▶ [TASK]
For each line in the data that includes "Export", make a copy.

▶ [DATA FOR THIS TASK]

◆ ◆ ◆ ◆ ◆ ◆ ◆

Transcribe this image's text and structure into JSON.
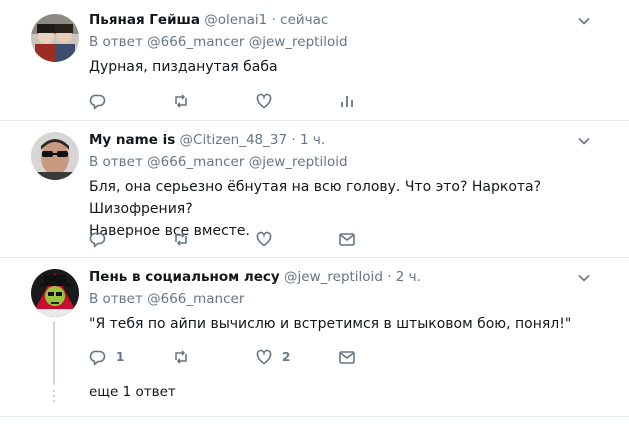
{
  "tweets": [
    {
      "name": "Пьяная Гейша",
      "handle": "@olenai1",
      "sep": "·",
      "time": "сейчас",
      "reply_prefix": "В ответ",
      "reply_mentions": [
        "@666_mancer",
        "@jew_reptiloid"
      ],
      "text": "Дурная, пизданутая баба",
      "reply_count": "",
      "like_count": ""
    },
    {
      "name": "My name is",
      "handle": "@Citizen_48_37",
      "sep": "·",
      "time": "1 ч.",
      "reply_prefix": "В ответ",
      "reply_mentions": [
        "@666_mancer",
        "@jew_reptiloid"
      ],
      "text_lines": [
        "Бля, она серьезно ёбнутая на всю голову. Что это? Наркота? Шизофрения?",
        "Наверное все вместе."
      ],
      "reply_count": "",
      "like_count": ""
    },
    {
      "name": "Пень в социальном лесу",
      "handle": "@jew_reptiloid",
      "sep": "·",
      "time": "2 ч.",
      "reply_prefix": "В ответ",
      "reply_mentions": [
        "@666_mancer"
      ],
      "text": "\"Я тебя по айпи вычислю и встретимся в штыковом бою, понял!\"",
      "reply_count": "1",
      "like_count": "2"
    }
  ],
  "more_replies": "еще 1 ответ",
  "colors": {
    "text": "#14171a",
    "secondary": "#657786",
    "border": "#e6ecf0",
    "thread": "#ccd6dd"
  }
}
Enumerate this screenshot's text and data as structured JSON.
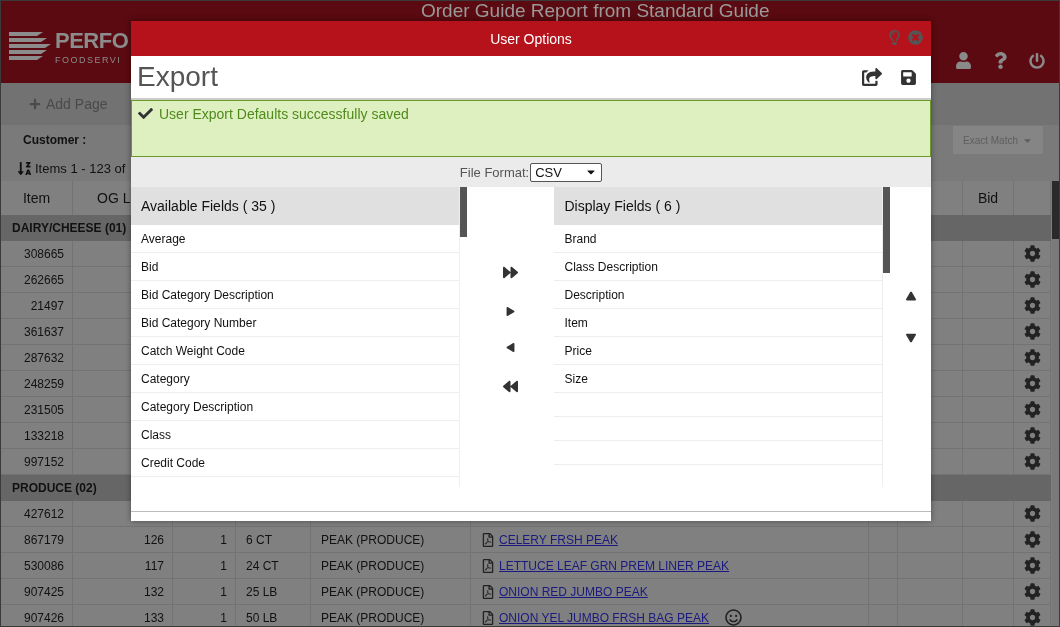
{
  "header": {
    "logo_line_1": "PERFO",
    "logo_line_2": "FOODSERVI",
    "title": "Order Guide Report from Standard Guide"
  },
  "toolbar": {
    "add_page": "Add Page"
  },
  "filter": {
    "customer_label": "Customer :",
    "match": "Exact Match"
  },
  "summary": "Items 1 - 123 of",
  "table": {
    "columns": [
      {
        "label": "Item"
      },
      {
        "label": "OG L"
      },
      {},
      {},
      {},
      {},
      {},
      {},
      {
        "label": "Bid"
      },
      {}
    ],
    "groups": [
      {
        "title": "DAIRY/CHEESE (01)",
        "rows": [
          {
            "item": "308665"
          },
          {
            "item": "262665"
          },
          {
            "item": "21497"
          },
          {
            "item": "361637"
          },
          {
            "item": "287632"
          },
          {
            "item": "248259"
          },
          {
            "item": "231505"
          },
          {
            "item": "133218"
          },
          {
            "item": "997152"
          }
        ]
      },
      {
        "title": "PRODUCE (02)",
        "rows": [
          {
            "item": "427612"
          },
          {
            "item": "867179",
            "og_line": "126",
            "qty": "1",
            "size": "6 CT",
            "brand": "PEAK (PRODUCE)",
            "description": "CELERY FRSH PEAK",
            "comment": false
          },
          {
            "item": "530086",
            "og_line": "117",
            "qty": "1",
            "size": "24 CT",
            "brand": "PEAK (PRODUCE)",
            "description": "LETTUCE LEAF GRN PREM LINER PEAK",
            "comment": false
          },
          {
            "item": "907425",
            "og_line": "132",
            "qty": "1",
            "size": "25 LB",
            "brand": "PEAK (PRODUCE)",
            "description": "ONION RED JUMBO PEAK",
            "comment": false
          },
          {
            "item": "907426",
            "og_line": "133",
            "qty": "1",
            "size": "50 LB",
            "brand": "PEAK (PRODUCE)",
            "description": "ONION YEL JUMBO FRSH BAG PEAK",
            "comment": true
          }
        ]
      }
    ]
  },
  "dialog": {
    "title": "User Options",
    "heading": "Export",
    "message": "User Export Defaults successfully saved",
    "file_format_label": "File Format:",
    "file_format": "CSV",
    "available": {
      "title": "Available Fields ( 35 )",
      "items": [
        "Average",
        "Bid",
        "Bid Category Description",
        "Bid Category Number",
        "Catch Weight Code",
        "Category",
        "Category Description",
        "Class",
        "Credit Code"
      ]
    },
    "display": {
      "title": "Display Fields ( 6 )",
      "items": [
        "Brand",
        "Class Description",
        "Description",
        "Item",
        "Price",
        "Size"
      ]
    }
  }
}
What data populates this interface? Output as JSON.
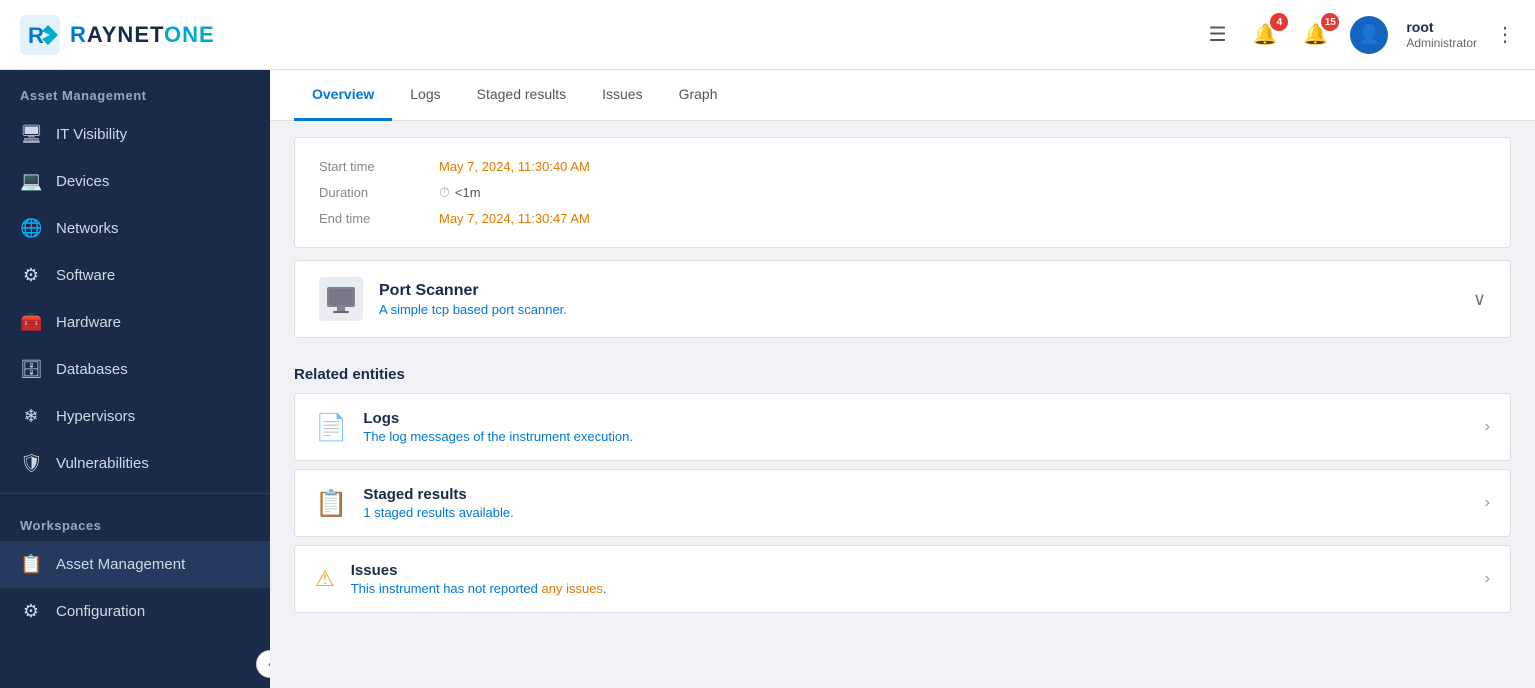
{
  "header": {
    "logo_text_r": "R",
    "logo_text_main": "AYNETONE",
    "notifications_badge": "4",
    "alerts_badge": "15",
    "user_name": "root",
    "user_role": "Administrator",
    "more_label": "⋮"
  },
  "sidebar": {
    "section1_title": "Asset Management",
    "items": [
      {
        "id": "it-visibility",
        "label": "IT Visibility",
        "icon": "☰"
      },
      {
        "id": "devices",
        "label": "Devices",
        "icon": "🖥"
      },
      {
        "id": "networks",
        "label": "Networks",
        "icon": "🌐"
      },
      {
        "id": "software",
        "label": "Software",
        "icon": "⚙"
      },
      {
        "id": "hardware",
        "label": "Hardware",
        "icon": "🧰"
      },
      {
        "id": "databases",
        "label": "Databases",
        "icon": "🗄"
      },
      {
        "id": "hypervisors",
        "label": "Hypervisors",
        "icon": "❄"
      },
      {
        "id": "vulnerabilities",
        "label": "Vulnerabilities",
        "icon": "🛡"
      }
    ],
    "section2_title": "Workspaces",
    "workspace_items": [
      {
        "id": "asset-management",
        "label": "Asset Management",
        "icon": "📋",
        "active": true
      },
      {
        "id": "configuration",
        "label": "Configuration",
        "icon": "⚙"
      }
    ],
    "collapse_icon": "‹"
  },
  "tabs": [
    {
      "id": "overview",
      "label": "Overview",
      "active": true
    },
    {
      "id": "logs",
      "label": "Logs"
    },
    {
      "id": "staged-results",
      "label": "Staged results"
    },
    {
      "id": "issues",
      "label": "Issues"
    },
    {
      "id": "graph",
      "label": "Graph"
    }
  ],
  "detail": {
    "start_time_label": "Start time",
    "start_time_value": "May 7, 2024, 11:30:40 AM",
    "duration_label": "Duration",
    "duration_value": "<1m",
    "end_time_label": "End time",
    "end_time_value": "May 7, 2024, 11:30:47 AM"
  },
  "port_scanner": {
    "title": "Port Scanner",
    "description_pre": "A simple ",
    "description_link": "tcp",
    "description_post": " based port scanner."
  },
  "related_entities": {
    "section_title": "Related entities",
    "items": [
      {
        "id": "logs",
        "title": "Logs",
        "description": "The log messages of the instrument execution.",
        "has_link": false
      },
      {
        "id": "staged-results",
        "title": "Staged results",
        "description_pre": "1 staged results available.",
        "has_count": true
      },
      {
        "id": "issues",
        "title": "Issues",
        "description": "This instrument has not reported any issues."
      }
    ]
  }
}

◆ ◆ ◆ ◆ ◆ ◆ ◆

▶ [WRITTEN SOLUTION]
    "heading": "Export",
    "message": "User Export Defaults successfully saved",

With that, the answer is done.